Ransomware is a type of virus. However, because it has become so common and is by far the most dangerous of the viruses, it is worth talking about as its own topic. Among the dangers is that ransomware cannot be removed with an anti-virus program and many times it cannot be removed with a restore point or system restore either. A backup of your files is the only defense!
Ransomware gets onto your machine just like any other virus, most commonly through e-mail attachments. Once it has been loaded on your machine, it runs itself in the background, and the user will have no idea that the machine has been infected. Over the next few hours or days, when the machine is on, the ransomware will run in the background and encrypt every file on the computer. Encryption is a type of encoded security, rendering a file unreadable except by the person who has a key to unlock the file. And guess who has that key? The hackers who created the ransomware.
What this means is that all your documents, photos, music files, video files, and everything else of value will not be accessible without the key. The hackers who made the virus will gladly give you that key—for a fee! That is why it is called “ransomware.” The fee for the key is not cheap—usually a few hundred dollars. And there is usually a time limit to pay the ransom. In addition, payment introduces a new liability because during the transaction the hackers may steal your credit card information or initiate other similarly terrible things. However, many victims pay the ransom because they need valuable information from their computer that cannot be replaced; thus, the use of ransomware has continued to grow. Losses are estimated at tens of millions of dollars at this point. The hackers have a huge incentive to keep developing these viruses!
Again, no anti-virus application can decrypt the files on your computer. Usually, the ransomware will also corrupt any restore points (system restores). The ransomware may even encrypt files stored on attached media devices, so external hard drives and USB drives will also be infected. The only defenses are a backup of your computer saved to an external drive that you disconnect after the backup is made and a similar computer backup stored in the cloud. Security experts recommend that you back up your machine at least once a month and keep the backup on a separate drive or use a cloud-based storage service.
Here is what ransomware may look like after an infection:
The Bottom Line

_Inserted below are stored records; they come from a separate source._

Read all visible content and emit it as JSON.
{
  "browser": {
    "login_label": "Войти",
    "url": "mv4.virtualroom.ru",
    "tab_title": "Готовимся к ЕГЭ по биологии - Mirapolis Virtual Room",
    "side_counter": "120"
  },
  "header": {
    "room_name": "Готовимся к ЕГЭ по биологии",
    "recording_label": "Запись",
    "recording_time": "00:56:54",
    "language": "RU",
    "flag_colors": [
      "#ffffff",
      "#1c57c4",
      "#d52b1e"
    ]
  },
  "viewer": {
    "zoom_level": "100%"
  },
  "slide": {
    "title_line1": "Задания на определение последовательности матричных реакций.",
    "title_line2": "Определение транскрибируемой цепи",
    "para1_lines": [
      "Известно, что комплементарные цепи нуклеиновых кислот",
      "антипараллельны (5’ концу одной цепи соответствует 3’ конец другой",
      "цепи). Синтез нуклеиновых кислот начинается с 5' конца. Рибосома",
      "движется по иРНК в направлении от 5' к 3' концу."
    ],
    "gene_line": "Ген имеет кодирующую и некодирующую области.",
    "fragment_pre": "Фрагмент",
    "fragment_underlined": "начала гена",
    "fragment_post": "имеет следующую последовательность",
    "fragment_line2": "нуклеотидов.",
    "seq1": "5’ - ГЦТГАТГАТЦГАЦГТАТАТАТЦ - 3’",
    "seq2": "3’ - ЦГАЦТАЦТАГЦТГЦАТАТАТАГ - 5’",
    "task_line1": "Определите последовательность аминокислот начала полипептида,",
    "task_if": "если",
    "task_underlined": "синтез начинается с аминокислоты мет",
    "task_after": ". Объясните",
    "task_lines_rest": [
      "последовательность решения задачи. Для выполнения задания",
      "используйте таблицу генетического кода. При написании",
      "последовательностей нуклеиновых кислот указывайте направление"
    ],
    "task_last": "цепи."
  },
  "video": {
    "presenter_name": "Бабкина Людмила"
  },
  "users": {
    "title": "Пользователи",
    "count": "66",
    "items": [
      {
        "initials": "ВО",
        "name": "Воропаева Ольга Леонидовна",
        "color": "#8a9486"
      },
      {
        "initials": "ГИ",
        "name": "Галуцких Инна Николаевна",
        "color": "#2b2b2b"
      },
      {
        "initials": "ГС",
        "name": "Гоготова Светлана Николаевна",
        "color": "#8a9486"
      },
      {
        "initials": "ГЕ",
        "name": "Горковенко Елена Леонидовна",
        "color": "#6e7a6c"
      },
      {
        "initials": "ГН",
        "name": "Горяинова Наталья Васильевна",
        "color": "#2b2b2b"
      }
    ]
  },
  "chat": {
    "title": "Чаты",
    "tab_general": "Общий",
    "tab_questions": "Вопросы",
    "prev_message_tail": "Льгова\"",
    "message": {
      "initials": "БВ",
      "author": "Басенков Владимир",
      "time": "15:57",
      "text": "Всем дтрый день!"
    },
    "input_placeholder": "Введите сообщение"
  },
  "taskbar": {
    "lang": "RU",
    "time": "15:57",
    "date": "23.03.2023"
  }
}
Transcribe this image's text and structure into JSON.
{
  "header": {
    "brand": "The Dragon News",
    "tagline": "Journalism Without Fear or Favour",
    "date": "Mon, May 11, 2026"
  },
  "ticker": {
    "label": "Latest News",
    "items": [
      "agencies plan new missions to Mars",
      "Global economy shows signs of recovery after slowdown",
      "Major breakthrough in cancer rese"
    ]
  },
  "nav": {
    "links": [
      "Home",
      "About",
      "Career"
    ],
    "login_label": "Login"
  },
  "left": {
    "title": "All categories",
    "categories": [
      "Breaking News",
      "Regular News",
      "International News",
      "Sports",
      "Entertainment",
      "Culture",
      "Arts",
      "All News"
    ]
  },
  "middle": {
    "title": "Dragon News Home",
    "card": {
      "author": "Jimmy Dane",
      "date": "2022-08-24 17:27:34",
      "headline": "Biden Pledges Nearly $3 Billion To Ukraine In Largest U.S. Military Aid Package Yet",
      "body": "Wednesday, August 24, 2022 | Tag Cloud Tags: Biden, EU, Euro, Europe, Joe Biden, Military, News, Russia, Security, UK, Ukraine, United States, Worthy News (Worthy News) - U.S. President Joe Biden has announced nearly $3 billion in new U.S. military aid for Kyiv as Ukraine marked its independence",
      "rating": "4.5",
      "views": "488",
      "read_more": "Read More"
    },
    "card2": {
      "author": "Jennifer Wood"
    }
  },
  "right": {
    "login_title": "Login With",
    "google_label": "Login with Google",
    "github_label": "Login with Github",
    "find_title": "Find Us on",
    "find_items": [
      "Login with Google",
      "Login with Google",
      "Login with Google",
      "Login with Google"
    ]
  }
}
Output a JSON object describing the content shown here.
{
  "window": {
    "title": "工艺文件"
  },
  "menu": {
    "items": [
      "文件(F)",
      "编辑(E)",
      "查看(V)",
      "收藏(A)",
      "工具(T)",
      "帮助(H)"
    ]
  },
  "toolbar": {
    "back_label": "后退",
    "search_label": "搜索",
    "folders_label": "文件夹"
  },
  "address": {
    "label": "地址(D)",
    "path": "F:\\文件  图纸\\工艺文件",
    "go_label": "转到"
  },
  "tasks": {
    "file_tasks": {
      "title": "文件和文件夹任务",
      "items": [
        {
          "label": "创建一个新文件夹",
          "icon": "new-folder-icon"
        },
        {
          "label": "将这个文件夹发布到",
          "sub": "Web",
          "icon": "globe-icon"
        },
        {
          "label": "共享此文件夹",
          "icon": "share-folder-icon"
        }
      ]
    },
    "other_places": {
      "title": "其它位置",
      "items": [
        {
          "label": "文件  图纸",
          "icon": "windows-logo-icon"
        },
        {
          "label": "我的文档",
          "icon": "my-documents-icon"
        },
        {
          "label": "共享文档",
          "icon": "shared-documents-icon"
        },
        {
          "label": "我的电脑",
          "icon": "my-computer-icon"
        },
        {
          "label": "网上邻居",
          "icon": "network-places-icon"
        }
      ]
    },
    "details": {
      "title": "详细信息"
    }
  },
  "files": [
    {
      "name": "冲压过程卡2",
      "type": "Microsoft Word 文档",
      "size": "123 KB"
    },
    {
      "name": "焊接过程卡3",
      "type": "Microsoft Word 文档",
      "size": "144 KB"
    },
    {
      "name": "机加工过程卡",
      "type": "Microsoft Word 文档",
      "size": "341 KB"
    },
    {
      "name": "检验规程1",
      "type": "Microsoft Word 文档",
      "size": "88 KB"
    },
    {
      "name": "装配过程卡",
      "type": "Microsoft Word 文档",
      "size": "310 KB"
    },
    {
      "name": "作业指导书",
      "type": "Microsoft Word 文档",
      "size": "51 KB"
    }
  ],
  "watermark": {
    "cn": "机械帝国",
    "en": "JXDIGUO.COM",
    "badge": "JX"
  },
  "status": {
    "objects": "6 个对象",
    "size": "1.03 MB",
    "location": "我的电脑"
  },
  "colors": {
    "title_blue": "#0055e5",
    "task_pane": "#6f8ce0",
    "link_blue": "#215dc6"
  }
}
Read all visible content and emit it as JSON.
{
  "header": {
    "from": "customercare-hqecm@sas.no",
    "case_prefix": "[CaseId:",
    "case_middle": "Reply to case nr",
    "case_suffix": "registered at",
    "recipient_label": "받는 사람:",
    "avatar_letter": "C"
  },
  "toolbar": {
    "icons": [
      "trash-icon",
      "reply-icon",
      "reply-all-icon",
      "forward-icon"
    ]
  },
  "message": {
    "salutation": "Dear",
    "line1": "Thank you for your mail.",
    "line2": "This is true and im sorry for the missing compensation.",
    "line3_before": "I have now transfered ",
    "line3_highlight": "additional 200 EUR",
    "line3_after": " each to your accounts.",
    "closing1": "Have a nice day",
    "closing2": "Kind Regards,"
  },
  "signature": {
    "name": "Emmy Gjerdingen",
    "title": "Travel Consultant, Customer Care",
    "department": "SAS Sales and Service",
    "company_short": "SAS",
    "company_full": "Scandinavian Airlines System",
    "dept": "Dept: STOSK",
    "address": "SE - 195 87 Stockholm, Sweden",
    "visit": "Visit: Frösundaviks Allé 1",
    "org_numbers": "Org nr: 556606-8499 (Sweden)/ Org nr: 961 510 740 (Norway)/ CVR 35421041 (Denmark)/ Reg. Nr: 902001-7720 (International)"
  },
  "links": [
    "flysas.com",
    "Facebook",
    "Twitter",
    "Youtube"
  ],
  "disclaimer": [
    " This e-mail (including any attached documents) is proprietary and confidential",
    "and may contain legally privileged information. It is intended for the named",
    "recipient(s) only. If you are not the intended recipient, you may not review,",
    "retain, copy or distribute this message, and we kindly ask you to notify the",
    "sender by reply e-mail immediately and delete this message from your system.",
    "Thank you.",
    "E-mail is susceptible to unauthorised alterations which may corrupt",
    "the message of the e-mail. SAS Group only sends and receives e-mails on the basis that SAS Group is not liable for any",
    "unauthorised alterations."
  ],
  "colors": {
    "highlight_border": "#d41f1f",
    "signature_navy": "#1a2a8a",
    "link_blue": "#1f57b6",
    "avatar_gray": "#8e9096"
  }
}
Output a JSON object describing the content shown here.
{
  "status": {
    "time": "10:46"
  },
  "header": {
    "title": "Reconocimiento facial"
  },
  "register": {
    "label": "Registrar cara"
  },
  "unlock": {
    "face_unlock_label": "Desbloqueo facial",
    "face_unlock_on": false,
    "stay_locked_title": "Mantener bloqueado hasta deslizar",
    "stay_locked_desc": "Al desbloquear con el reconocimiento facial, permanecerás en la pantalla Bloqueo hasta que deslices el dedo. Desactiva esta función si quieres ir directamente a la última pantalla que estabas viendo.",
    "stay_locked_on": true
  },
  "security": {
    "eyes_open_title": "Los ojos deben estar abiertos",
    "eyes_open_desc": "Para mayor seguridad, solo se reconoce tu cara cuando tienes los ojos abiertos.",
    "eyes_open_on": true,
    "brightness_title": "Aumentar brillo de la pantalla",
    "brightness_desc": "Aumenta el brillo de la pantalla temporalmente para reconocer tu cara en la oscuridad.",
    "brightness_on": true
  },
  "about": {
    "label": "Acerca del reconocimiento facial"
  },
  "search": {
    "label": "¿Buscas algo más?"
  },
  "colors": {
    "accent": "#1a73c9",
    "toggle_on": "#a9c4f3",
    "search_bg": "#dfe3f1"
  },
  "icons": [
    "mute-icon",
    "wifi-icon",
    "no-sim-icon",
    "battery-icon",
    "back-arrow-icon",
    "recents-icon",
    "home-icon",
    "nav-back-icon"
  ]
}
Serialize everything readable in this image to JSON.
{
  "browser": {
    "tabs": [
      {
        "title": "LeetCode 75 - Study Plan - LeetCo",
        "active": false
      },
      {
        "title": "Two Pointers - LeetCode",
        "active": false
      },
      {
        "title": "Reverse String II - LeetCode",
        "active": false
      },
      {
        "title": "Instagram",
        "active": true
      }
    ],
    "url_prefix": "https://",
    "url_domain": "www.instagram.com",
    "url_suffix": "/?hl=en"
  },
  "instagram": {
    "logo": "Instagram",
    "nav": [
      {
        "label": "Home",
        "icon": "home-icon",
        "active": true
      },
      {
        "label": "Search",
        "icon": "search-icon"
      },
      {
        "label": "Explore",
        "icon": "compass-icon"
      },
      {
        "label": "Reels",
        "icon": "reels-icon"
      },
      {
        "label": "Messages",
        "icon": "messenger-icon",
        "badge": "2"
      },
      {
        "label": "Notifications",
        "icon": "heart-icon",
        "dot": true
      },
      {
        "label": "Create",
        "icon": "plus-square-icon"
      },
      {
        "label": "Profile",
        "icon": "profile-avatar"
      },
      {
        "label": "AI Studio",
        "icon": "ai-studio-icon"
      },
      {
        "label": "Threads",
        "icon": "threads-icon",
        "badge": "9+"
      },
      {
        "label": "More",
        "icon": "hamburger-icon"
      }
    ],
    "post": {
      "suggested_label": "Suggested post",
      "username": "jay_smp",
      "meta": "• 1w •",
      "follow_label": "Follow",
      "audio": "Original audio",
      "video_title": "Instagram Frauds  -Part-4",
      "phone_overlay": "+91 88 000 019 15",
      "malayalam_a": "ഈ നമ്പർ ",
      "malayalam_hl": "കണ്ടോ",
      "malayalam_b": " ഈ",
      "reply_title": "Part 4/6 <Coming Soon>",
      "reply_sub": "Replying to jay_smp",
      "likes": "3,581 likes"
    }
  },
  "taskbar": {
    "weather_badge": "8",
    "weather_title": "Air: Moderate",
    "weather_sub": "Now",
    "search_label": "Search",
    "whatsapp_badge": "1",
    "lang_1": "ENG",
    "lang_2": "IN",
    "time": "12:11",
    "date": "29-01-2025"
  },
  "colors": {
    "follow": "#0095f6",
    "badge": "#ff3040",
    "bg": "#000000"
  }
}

Malware, viruses, and ransomware are still common and, indeed, even proliferating and growing more sophisticated in today’s world. Computer users should exercise constant diligence to maintain the safety of their computers and their information. Fortunately, just a few rules and best practices need to be followed: Install software or accept pop-ups from trusted companies and websites. Open e-mail attachments from sources you know and trust. Scrutinize e-mail addresses and website URLs to make sure they are legitimate. And keep a regular backup of your machine handy in case anything should happen.
Ocreative was established in 2003 as one of the early pioneers of digital advertising and design in the Midwest. The company is made up of bright, honest digital innovators and creative gurus, carving out a niche for themselves and their trusting clients. Along the way, Ocreative has grown to become more recognized as an award-winning, full-service, integrated marketing agency. Ocreative gets big results for its clients, and that puts big smiles on everyone’s faces. Even though the agency’s office is in the Midwest, its clients are located throughout the United States. Ocreative’s portfolio includes expert marketing and strategy, advertising and design, websites and digital marketing, video, and multimedia.